Rapid assessment of anthropogenic impacts on exposed sandy beaches in Ghana using ghost crabs (Ocypode spp.) as ecological indicators

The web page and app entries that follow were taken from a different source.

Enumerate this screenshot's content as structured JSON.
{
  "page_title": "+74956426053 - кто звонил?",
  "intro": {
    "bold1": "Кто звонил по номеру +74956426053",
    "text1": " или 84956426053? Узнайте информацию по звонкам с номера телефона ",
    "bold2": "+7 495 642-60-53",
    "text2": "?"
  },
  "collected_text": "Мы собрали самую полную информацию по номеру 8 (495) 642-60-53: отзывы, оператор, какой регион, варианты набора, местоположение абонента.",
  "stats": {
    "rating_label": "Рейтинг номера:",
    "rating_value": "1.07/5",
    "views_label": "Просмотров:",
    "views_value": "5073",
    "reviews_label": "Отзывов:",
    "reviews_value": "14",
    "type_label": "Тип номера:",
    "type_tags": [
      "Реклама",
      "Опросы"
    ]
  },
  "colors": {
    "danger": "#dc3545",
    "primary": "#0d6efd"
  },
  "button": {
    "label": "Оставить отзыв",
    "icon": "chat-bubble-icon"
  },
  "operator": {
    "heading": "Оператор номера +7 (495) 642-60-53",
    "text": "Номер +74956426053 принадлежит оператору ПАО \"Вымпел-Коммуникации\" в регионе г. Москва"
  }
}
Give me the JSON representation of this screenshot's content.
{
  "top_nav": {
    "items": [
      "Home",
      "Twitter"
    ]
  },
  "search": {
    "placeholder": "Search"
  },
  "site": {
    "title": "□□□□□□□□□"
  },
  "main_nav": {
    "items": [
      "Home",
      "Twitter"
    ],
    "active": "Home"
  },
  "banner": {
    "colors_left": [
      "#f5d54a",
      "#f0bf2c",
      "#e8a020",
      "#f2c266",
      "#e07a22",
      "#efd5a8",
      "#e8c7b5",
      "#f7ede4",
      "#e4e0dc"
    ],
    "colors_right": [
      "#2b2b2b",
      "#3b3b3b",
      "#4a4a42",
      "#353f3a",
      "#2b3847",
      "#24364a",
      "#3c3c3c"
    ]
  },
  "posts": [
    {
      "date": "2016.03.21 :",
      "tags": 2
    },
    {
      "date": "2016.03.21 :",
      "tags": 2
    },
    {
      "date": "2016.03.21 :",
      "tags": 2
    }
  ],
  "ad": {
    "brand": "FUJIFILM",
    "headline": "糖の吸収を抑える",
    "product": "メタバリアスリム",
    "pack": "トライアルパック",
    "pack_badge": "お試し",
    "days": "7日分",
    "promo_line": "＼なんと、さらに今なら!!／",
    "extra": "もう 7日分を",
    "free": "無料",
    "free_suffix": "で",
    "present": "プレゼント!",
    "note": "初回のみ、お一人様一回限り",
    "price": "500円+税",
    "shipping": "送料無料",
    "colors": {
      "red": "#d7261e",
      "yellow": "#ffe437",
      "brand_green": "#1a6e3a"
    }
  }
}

We applied a rapid assessment methodology to estimate the degree of human impact on exposed sandy beaches in Ghana using ghost crabs as ecological indicators. The use of ghost crab burrow density and size ranges of the burrows as ecological indicators to assess extent of anthropogenic impacts on beaches was explored in this study. For each site, three transects were laid perpendicular to the shoreline over a 100 meter distance at 50 m intervals, i.e., at reference points 0, 50 and 100 meter points. Sampling locations were randomly selected along the three transects using a 1 m x 1 m quadrat. Measurements were done twice weekly for a period of four weeks. The results showed that even though the moderately disturbed beach had higher burrow density than the disturbed beach on the average, the difference is not statistically significant (t-test; p > 0.01). However, the mean burrow diameter at the moderately disturbed site was significantly larger than for the disturbed site (t-test; p < 0.01). We conclude that ghost crab burrow sizes is a better estimator of human impacts on exposed sandy beaches and could be employed as a rapid tool for monitoring the quality of beaches.